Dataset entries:
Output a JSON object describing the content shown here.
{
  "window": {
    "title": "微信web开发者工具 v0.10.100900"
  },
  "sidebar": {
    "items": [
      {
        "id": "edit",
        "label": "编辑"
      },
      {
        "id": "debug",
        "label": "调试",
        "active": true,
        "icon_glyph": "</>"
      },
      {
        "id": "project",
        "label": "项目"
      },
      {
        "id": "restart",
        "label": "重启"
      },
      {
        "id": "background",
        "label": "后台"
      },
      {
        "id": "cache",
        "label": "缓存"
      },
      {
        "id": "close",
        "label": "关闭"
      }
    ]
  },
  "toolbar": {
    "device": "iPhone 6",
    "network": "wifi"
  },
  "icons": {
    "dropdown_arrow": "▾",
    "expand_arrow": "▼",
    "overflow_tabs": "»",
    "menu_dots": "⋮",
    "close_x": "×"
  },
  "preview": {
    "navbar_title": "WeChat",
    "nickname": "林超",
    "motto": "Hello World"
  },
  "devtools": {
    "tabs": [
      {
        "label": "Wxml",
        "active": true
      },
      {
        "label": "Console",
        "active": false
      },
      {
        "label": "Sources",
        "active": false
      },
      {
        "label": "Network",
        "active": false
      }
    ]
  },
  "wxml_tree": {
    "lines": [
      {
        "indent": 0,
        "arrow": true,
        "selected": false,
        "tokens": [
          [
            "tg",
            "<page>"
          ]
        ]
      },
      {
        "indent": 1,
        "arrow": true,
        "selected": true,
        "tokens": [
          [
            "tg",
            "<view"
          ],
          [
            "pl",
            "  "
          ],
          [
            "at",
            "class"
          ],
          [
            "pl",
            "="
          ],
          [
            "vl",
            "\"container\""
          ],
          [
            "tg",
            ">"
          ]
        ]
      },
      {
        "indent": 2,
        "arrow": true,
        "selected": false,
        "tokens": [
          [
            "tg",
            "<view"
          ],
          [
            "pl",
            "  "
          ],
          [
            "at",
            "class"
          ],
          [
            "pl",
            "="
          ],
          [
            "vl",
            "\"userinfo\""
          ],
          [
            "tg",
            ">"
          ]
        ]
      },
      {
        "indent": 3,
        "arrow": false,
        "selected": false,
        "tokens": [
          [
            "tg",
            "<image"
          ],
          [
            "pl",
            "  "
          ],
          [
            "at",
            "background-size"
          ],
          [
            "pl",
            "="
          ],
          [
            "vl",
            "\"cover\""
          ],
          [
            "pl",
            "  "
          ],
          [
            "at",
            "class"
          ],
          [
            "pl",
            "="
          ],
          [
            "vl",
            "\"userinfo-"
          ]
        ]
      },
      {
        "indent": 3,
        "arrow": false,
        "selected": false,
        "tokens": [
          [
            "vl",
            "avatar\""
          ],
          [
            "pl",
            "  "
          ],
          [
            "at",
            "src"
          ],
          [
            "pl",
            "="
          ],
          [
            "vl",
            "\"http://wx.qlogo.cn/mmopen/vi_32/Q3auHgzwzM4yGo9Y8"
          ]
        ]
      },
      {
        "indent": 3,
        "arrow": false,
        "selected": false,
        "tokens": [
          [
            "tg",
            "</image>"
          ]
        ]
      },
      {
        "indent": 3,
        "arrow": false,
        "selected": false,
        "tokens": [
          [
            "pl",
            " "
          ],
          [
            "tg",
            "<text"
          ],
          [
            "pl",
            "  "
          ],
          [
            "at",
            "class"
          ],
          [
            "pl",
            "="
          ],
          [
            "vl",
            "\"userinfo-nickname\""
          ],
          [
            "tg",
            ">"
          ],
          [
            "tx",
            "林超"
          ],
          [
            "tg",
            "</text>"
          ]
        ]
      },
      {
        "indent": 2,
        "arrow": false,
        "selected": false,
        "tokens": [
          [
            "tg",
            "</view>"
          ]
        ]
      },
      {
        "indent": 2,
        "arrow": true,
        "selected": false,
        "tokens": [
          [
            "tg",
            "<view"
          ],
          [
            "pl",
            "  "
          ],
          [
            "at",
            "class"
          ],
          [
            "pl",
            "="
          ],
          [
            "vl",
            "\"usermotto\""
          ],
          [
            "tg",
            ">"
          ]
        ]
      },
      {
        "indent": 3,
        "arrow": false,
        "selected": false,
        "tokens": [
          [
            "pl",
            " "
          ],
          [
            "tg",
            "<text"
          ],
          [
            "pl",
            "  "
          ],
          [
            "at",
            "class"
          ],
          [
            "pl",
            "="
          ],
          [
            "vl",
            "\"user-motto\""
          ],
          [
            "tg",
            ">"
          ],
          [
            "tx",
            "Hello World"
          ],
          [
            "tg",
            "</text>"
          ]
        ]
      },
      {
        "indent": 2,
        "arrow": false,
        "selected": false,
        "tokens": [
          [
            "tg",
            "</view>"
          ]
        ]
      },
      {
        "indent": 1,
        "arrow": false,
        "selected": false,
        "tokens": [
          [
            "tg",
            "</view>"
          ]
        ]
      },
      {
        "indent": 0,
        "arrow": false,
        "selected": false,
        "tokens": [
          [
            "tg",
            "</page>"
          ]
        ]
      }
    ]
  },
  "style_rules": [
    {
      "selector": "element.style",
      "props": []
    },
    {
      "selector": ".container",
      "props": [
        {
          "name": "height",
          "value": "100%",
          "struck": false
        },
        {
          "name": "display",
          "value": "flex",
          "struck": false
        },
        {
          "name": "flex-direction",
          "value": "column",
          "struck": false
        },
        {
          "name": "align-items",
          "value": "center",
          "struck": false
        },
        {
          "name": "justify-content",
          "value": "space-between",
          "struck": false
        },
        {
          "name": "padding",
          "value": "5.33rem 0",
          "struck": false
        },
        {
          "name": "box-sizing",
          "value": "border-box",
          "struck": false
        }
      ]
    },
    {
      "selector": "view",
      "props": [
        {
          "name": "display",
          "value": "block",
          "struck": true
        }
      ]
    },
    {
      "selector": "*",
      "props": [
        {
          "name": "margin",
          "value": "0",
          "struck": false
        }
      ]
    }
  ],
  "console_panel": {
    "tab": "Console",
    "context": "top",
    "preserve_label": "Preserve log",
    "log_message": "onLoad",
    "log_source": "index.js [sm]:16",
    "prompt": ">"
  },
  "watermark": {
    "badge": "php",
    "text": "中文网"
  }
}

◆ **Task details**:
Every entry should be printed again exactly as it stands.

◆ **Problem solution**:
Output a JSON object describing the content shown here.
{
  "window": {
    "title": "微信web开发者工具 v0.10.100900"
  },
  "sidebar": {
    "items": [
      {
        "id": "edit",
        "label": "编辑"
      },
      {
        "id": "debug",
        "label": "调试",
        "active": true,
        "icon_glyph": "</>"
      },
      {
        "id": "project",
        "label": "项目"
      },
      {
        "id": "restart",
        "label": "重启"
      },
      {
        "id": "background",
        "label": "后台"
      },
      {
        "id": "cache",
        "label": "缓存"
      },
      {
        "id": "close",
        "label": "关闭"
      }
    ]
  },
  "toolbar": {
    "device": "iPhone 6",
    "network": "wifi"
  },
  "icons": {
    "dropdown_arrow": "▾",
    "expand_arrow": "▼",
    "overflow_tabs": "»",
    "menu_dots": "⋮",
    "close_x": "×"
  },
  "preview": {
    "navbar_title": "WeChat",
    "nickname": "林超",
    "motto": "Hello World"
  },
  "devtools": {
    "tabs": [
      {
        "label": "Wxml",
        "active": true
      },
      {
        "label": "Console",
        "active": false
      },
      {
        "label": "Sources",
        "active": false
      },
      {
        "label": "Network",
        "active": false
      }
    ]
  },
  "wxml_tree": {
    "lines": [
      {
        "indent": 0,
        "arrow": true,
        "selected": false,
        "tokens": [
          [
            "tg",
            "<page>"
          ]
        ]
      },
      {
        "indent": 1,
        "arrow": true,
        "selected": true,
        "tokens": [
          [
            "tg",
            "<view"
          ],
          [
            "pl",
            "  "
          ],
          [
            "at",
            "class"
          ],
          [
            "pl",
            "="
          ],
          [
            "vl",
            "\"container\""
          ],
          [
            "tg",
            ">"
          ]
        ]
      },
      {
        "indent": 2,
        "arrow": true,
        "selected": false,
        "tokens": [
          [
            "tg",
            "<view"
          ],
          [
            "pl",
            "  "
          ],
          [
            "at",
            "class"
          ],
          [
            "pl",
            "="
          ],
          [
            "vl",
            "\"userinfo\""
          ],
          [
            "tg",
            ">"
          ]
        ]
      },
      {
        "indent": 3,
        "arrow": false,
        "selected": false,
        "tokens": [
          [
            "tg",
            "<image"
          ],
          [
            "pl",
            "  "
          ],
          [
            "at",
            "background-size"
          ],
          [
            "pl",
            "="
          ],
          [
            "vl",
            "\"cover\""
          ],
          [
            "pl",
            "  "
          ],
          [
            "at",
            "class"
          ],
          [
            "pl",
            "="
          ],
          [
            "vl",
            "\"userinfo-"
          ]
        ]
      },
      {
        "indent": 3,
        "arrow": false,
        "selected": false,
        "tokens": [
          [
            "vl",
            "avatar\""
          ],
          [
            "pl",
            "  "
          ],
          [
            "at",
            "src"
          ],
          [
            "pl",
            "="
          ],
          [
            "vl",
            "\"http://wx.qlogo.cn/mmopen/vi_32/Q3auHgzwzM4yGo9Y8"
          ]
        ]
      },
      {
        "indent": 3,
        "arrow": false,
        "selected": false,
        "tokens": [
          [
            "tg",
            "</image>"
          ]
        ]
      },
      {
        "indent": 3,
        "arrow": false,
        "selected": false,
        "tokens": [
          [
            "pl",
            " "
          ],
          [
            "tg",
            "<text"
          ],
          [
            "pl",
            "  "
          ],
          [
            "at",
            "class"
          ],
          [
            "pl",
            "="
          ],
          [
            "vl",
            "\"userinfo-nickname\""
          ],
          [
            "tg",
            ">"
          ],
          [
            "tx",
            "林超"
          ],
          [
            "tg",
            "</text>"
          ]
        ]
      },
      {
        "indent": 2,
        "arrow": false,
        "selected": false,
        "tokens": [
          [
            "tg",
            "</view>"
          ]
        ]
      },
      {
        "indent": 2,
        "arrow": true,
        "selected": false,
        "tokens": [
          [
            "tg",
            "<view"
          ],
          [
            "pl",
            "  "
          ],
          [
            "at",
            "class"
          ],
          [
            "pl",
            "="
          ],
          [
            "vl",
            "\"usermotto\""
          ],
          [
            "tg",
            ">"
          ]
        ]
      },
      {
        "indent": 3,
        "arrow": false,
        "selected": false,
        "tokens": [
          [
            "pl",
            " "
          ],
          [
            "tg",
            "<text"
          ],
          [
            "pl",
            "  "
          ],
          [
            "at",
            "class"
          ],
          [
            "pl",
            "="
          ],
          [
            "vl",
            "\"user-motto\""
          ],
          [
            "tg",
            ">"
          ],
          [
            "tx",
            "Hello World"
          ],
          [
            "tg",
            "</text>"
          ]
        ]
      },
      {
        "indent": 2,
        "arrow": false,
        "selected": false,
        "tokens": [
          [
            "tg",
            "</view>"
          ]
        ]
      },
      {
        "indent": 1,
        "arrow": false,
        "selected": false,
        "tokens": [
          [
            "tg",
            "</view>"
          ]
        ]
      },
      {
        "indent": 0,
        "arrow": false,
        "selected": false,
        "tokens": [
          [
            "tg",
            "</page>"
          ]
        ]
      }
    ]
  },
  "style_rules": [
    {
      "selector": "element.style",
      "props": []
    },
    {
      "selector": ".container",
      "props": [
        {
          "name": "height",
          "value": "100%",
          "struck": false
        },
        {
          "name": "display",
          "value": "flex",
          "struck": false
        },
        {
          "name": "flex-direction",
          "value": "column",
          "struck": false
        },
        {
          "name": "align-items",
          "value": "center",
          "struck": false
        },
        {
          "name": "justify-content",
          "value": "space-between",
          "struck": false
        },
        {
          "name": "padding",
          "value": "5.33rem 0",
          "struck": false
        },
        {
          "name": "box-sizing",
          "value": "border-box",
          "struck": false
        }
      ]
    },
    {
      "selector": "view",
      "props": [
        {
          "name": "display",
          "value": "block",
          "struck": true
        }
      ]
    },
    {
      "selector": "*",
      "props": [
        {
          "name": "margin",
          "value": "0",
          "struck": false
        }
      ]
    }
  ],
  "console_panel": {
    "tab": "Console",
    "context": "top",
    "preserve_label": "Preserve log",
    "log_message": "onLoad",
    "log_source": "index.js [sm]:16",
    "prompt": ">"
  },
  "watermark": {
    "badge": "php",
    "text": "中文网"
  }
}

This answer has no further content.